TASK MATERIAL:
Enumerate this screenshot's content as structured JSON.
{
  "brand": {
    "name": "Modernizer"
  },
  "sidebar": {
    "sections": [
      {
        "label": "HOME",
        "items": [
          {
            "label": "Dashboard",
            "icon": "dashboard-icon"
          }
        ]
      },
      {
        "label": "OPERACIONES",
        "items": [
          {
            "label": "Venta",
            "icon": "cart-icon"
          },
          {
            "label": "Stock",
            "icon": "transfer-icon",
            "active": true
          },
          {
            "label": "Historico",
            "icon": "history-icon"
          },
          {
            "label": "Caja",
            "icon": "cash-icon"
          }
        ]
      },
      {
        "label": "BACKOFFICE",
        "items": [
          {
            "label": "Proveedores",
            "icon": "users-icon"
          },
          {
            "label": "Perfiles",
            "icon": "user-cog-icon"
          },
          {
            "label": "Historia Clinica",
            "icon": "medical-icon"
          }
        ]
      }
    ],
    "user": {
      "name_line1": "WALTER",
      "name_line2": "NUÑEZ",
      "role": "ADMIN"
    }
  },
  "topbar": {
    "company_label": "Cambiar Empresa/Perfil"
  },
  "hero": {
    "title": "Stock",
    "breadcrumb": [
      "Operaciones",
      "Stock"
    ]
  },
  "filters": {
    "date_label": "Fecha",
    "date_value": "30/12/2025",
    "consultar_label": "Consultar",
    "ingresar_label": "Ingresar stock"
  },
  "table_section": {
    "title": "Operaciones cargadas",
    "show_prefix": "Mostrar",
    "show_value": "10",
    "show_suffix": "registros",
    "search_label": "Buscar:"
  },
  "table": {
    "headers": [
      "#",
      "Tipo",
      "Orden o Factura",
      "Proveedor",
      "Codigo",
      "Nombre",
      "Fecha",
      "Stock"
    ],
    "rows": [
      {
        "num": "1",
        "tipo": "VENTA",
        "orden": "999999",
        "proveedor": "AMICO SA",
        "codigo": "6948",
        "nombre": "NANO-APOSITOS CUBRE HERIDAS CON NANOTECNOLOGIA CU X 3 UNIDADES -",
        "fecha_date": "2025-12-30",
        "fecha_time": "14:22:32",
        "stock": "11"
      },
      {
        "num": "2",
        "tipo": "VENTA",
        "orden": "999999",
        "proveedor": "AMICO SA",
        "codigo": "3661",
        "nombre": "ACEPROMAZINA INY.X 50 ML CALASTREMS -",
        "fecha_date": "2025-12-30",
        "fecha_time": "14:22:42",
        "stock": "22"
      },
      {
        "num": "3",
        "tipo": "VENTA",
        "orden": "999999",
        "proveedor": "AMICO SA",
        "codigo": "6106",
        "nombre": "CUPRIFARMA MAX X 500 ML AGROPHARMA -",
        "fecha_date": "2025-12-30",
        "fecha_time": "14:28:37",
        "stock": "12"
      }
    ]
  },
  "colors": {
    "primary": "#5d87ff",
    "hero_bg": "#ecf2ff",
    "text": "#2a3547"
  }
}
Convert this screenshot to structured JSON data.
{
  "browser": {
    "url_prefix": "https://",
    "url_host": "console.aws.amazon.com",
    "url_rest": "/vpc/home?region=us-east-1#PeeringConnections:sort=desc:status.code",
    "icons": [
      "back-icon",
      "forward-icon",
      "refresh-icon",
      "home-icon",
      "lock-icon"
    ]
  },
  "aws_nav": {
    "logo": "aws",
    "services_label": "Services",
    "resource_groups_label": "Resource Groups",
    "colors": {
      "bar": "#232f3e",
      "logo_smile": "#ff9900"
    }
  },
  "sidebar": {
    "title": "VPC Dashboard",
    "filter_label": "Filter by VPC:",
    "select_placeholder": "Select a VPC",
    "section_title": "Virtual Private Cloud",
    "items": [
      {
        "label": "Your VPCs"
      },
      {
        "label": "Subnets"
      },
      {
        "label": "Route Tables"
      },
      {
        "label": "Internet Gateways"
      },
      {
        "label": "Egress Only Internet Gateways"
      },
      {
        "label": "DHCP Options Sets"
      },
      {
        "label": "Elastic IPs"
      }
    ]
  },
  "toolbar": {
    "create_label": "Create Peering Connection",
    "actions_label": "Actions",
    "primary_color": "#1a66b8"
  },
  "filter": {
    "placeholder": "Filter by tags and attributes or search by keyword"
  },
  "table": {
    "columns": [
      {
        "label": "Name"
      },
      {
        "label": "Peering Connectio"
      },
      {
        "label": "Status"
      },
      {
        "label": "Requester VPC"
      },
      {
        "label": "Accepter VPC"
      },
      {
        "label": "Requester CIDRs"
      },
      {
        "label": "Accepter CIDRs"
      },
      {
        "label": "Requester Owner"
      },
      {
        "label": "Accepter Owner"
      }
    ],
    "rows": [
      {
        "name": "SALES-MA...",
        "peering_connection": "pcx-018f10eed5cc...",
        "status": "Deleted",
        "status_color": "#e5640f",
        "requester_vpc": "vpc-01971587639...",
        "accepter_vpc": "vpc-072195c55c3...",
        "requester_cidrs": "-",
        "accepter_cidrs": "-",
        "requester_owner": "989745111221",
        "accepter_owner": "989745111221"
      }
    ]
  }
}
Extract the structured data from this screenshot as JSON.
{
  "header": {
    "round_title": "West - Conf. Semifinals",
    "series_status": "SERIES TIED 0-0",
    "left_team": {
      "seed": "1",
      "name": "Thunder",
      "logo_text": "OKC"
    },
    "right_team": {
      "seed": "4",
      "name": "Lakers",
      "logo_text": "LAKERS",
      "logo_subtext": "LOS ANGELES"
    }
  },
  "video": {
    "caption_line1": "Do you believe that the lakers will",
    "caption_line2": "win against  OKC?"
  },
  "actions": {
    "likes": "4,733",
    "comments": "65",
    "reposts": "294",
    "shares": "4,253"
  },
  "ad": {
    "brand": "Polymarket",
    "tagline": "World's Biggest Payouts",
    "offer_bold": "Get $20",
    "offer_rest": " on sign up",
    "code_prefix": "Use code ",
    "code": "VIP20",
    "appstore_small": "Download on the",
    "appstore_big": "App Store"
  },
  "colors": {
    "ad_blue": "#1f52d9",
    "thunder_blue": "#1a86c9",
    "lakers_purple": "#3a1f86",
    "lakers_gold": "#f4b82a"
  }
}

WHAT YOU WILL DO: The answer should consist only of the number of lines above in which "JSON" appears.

WRITTEN RESPONSE: 3